I don’t know. But note that Luke does tell us that “Jesus advanced in wisdom, age and grace before God and man”(Lk 2:52). Now observe what happens next. Jesus says to the woman,
” The demon has gone out of your daughter.” The woman returns home and finds her daughter’s demon gone!
Jesus’ direct personal encounter with the non-Jewish woman transforms him and affects his world view. Jesus no longer sees a Jew or a non-Jew. Jesus sees a human being, a child of God in need, a neighbor! And Jesus responds as a compassionate neighbor!
This interpretation has significance today for our current world. We seem to be labeling groups of people in ways that undermines their basic identity as fellow human beings and children of God. The labels vary but the labels surely include nationality status (refugee, immigrant – legal and illegal) and religious affiliation (Jewish, Christian, Muslim).

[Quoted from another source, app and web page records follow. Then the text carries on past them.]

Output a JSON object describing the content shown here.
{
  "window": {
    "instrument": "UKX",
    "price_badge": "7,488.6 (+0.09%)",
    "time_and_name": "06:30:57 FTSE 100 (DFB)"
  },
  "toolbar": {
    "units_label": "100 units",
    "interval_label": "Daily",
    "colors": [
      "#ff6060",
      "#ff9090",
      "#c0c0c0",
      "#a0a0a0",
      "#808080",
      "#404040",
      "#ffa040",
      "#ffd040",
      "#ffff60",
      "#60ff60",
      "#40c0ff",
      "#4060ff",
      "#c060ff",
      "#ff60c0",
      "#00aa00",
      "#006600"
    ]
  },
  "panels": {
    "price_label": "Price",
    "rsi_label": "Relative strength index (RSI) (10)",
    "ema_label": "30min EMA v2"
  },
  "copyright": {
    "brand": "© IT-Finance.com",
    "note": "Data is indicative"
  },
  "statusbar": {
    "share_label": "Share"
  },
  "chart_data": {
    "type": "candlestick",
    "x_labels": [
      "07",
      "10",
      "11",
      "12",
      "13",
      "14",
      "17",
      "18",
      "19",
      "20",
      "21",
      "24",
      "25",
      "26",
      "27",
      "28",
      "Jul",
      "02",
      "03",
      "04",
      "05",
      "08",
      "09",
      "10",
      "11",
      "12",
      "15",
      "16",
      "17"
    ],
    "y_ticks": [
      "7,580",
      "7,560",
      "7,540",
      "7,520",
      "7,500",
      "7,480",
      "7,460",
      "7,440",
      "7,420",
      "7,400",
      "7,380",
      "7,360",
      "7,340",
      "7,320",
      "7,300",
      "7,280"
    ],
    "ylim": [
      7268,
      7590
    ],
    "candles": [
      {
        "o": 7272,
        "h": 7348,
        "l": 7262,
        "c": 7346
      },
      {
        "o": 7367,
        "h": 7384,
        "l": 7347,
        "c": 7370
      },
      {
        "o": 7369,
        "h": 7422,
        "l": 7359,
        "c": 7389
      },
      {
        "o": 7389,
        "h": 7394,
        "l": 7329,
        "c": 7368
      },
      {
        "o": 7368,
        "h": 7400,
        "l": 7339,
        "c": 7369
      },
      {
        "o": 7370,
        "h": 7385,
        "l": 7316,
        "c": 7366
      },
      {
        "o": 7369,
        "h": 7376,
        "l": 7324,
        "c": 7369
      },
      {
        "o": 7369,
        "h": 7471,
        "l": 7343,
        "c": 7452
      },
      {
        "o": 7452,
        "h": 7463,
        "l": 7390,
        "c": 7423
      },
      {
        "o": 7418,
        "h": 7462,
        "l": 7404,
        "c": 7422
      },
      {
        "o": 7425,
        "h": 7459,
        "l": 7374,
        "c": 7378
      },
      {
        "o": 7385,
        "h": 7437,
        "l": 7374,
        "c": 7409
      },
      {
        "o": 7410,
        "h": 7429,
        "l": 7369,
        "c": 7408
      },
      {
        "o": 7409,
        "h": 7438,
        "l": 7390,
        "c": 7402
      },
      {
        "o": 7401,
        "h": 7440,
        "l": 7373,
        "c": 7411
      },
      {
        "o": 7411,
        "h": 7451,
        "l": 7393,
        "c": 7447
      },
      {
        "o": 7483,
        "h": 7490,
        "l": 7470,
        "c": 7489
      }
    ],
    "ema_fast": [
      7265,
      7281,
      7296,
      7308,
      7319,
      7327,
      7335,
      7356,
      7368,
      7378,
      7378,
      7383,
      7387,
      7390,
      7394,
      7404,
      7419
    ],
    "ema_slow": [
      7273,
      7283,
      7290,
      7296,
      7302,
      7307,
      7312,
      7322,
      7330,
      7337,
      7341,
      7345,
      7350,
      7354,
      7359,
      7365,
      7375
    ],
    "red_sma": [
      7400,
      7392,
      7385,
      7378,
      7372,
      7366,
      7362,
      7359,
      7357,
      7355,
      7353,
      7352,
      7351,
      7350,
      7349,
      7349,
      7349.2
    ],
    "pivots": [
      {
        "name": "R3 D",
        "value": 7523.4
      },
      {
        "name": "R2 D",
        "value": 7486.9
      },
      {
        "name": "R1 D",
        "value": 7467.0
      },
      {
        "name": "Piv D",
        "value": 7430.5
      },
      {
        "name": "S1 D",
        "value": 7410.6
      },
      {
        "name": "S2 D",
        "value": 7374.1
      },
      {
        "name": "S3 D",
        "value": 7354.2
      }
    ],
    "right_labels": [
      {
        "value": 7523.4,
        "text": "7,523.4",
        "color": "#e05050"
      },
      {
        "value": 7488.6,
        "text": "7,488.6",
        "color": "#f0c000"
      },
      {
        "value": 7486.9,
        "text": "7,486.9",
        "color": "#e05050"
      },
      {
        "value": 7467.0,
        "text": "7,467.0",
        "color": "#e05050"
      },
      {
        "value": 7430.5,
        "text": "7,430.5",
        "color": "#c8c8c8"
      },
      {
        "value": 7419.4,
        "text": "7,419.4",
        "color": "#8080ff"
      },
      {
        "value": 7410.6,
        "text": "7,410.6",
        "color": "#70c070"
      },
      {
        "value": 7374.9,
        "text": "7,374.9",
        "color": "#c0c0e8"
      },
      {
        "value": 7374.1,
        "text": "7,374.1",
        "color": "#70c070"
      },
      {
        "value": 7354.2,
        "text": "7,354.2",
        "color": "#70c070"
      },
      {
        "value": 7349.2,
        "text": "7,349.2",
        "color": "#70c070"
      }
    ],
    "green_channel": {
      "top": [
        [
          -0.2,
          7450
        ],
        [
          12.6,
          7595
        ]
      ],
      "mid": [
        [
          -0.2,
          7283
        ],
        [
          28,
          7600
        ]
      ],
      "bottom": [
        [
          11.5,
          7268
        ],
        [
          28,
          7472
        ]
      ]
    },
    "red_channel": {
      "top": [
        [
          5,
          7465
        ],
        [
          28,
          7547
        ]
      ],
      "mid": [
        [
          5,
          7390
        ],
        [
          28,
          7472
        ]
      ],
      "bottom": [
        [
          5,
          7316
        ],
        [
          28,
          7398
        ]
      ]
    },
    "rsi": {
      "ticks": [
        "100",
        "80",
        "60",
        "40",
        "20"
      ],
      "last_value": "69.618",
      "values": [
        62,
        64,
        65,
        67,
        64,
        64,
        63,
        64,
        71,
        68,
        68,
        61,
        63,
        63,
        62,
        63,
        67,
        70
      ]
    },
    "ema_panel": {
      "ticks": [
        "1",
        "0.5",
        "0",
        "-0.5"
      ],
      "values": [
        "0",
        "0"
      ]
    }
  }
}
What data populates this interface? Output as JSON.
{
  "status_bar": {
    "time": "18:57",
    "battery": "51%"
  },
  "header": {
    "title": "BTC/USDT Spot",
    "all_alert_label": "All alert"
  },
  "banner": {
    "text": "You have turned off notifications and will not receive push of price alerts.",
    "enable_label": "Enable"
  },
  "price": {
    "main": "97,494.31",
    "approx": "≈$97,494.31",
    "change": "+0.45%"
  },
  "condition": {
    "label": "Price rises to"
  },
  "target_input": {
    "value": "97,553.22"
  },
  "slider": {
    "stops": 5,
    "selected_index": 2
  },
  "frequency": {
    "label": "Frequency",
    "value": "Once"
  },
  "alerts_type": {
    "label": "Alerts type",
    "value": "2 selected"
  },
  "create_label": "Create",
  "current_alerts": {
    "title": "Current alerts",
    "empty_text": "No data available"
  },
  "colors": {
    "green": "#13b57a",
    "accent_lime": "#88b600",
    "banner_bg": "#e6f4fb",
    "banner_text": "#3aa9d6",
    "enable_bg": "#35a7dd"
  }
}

Is today’s Gospel inviting us to drop our prior conditioning and our labels and to allow the Spirit to unite us with the disadvantaged and displaced persons of our world as fellow human beings, as children of God, as neighbors? Are we, like the Good Samaritan, being invited to respond not to labels but to persons — to our neighbor?
Prayer of The Day
Lord, I pray that I might have the same level of faith and desperation when I come to you in prayer. May I not see that my answered prayers are based on my goodness but rather see grace in every blessing that I receive. Thank you for being so good to me.
What is the “demon” in our lives that we are asking Jesus to cast out today? I invite you to spend some time today pondering that question! What will you ask Jesus for today? Jesus is waiting for you!